Considering every line below, count those with the word "text" and give only the result.

### INFORMATION SHOWN
=== Begin Enclosure ===

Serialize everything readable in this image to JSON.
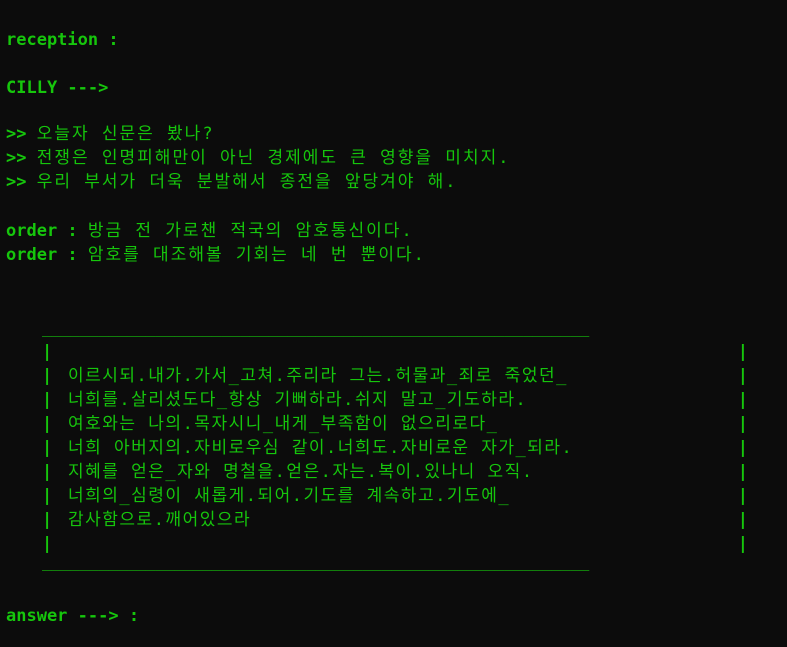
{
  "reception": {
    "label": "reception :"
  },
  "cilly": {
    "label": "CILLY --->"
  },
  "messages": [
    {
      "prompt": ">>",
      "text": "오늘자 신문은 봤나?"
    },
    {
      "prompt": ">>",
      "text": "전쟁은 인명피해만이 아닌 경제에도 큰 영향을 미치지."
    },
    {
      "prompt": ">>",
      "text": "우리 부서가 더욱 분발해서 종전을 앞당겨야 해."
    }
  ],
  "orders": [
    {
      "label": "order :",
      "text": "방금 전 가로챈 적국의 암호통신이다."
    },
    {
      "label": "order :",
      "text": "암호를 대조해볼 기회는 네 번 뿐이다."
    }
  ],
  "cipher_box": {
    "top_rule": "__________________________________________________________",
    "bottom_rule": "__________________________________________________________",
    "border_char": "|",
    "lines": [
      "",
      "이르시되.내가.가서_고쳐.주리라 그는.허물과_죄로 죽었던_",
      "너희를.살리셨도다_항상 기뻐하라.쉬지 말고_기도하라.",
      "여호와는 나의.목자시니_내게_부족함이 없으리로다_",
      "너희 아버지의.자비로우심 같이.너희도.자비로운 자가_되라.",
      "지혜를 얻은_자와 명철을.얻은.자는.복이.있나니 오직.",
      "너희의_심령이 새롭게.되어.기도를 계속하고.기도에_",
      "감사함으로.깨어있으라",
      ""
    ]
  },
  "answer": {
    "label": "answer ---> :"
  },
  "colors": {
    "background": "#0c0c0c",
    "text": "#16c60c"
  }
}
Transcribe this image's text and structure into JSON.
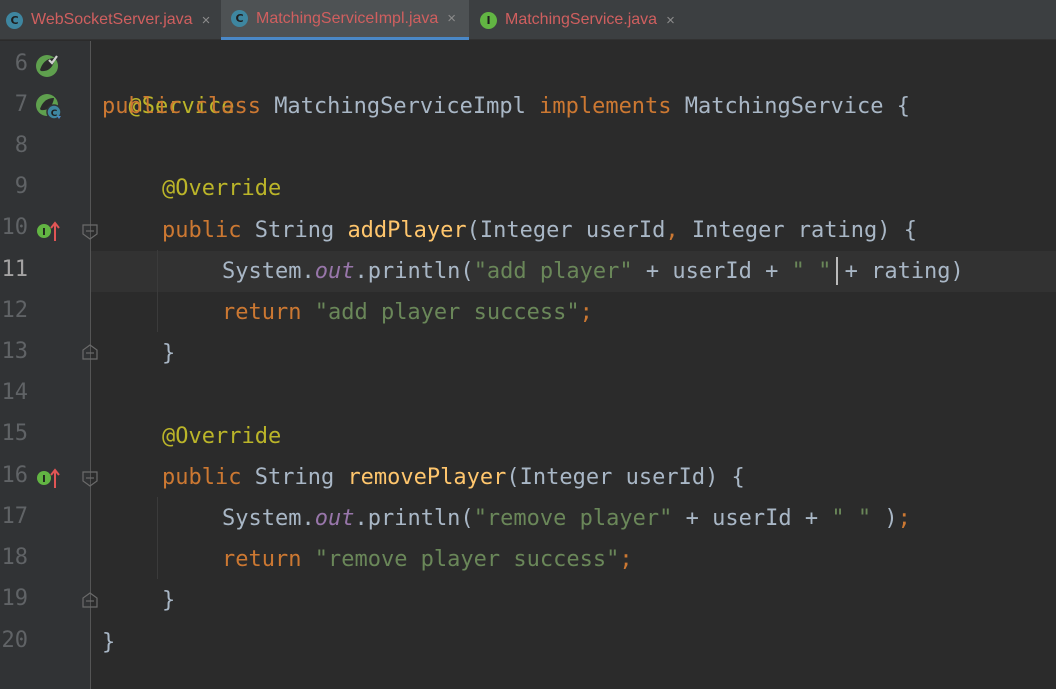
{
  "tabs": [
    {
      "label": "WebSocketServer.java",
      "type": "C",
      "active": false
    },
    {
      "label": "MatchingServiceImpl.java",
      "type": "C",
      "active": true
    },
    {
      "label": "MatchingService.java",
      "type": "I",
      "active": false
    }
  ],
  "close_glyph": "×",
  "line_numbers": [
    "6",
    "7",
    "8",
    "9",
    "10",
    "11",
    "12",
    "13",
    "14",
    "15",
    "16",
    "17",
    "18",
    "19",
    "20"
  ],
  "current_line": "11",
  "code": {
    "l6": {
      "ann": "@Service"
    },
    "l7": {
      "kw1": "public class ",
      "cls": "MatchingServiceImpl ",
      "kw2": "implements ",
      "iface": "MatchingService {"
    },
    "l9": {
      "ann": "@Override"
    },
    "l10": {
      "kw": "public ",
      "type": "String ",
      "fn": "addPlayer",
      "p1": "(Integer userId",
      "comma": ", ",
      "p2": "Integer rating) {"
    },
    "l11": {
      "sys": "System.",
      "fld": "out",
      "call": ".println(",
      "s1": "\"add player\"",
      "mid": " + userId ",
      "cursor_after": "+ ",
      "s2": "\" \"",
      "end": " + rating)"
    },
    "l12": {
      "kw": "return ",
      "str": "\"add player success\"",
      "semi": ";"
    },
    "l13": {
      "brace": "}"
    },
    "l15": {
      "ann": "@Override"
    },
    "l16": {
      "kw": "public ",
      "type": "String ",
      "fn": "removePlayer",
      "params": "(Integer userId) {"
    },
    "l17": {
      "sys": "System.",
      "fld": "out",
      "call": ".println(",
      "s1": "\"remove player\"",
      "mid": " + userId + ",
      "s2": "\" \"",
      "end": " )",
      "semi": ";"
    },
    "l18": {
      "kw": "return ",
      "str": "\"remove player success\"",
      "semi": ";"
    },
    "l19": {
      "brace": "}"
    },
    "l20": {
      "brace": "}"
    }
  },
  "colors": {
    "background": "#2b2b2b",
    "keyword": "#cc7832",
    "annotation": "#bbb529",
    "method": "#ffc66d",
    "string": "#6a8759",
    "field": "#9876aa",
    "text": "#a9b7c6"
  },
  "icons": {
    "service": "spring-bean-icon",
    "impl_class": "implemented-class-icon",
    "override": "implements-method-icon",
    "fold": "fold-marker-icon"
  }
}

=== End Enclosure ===

### RESPONSE BELOW
8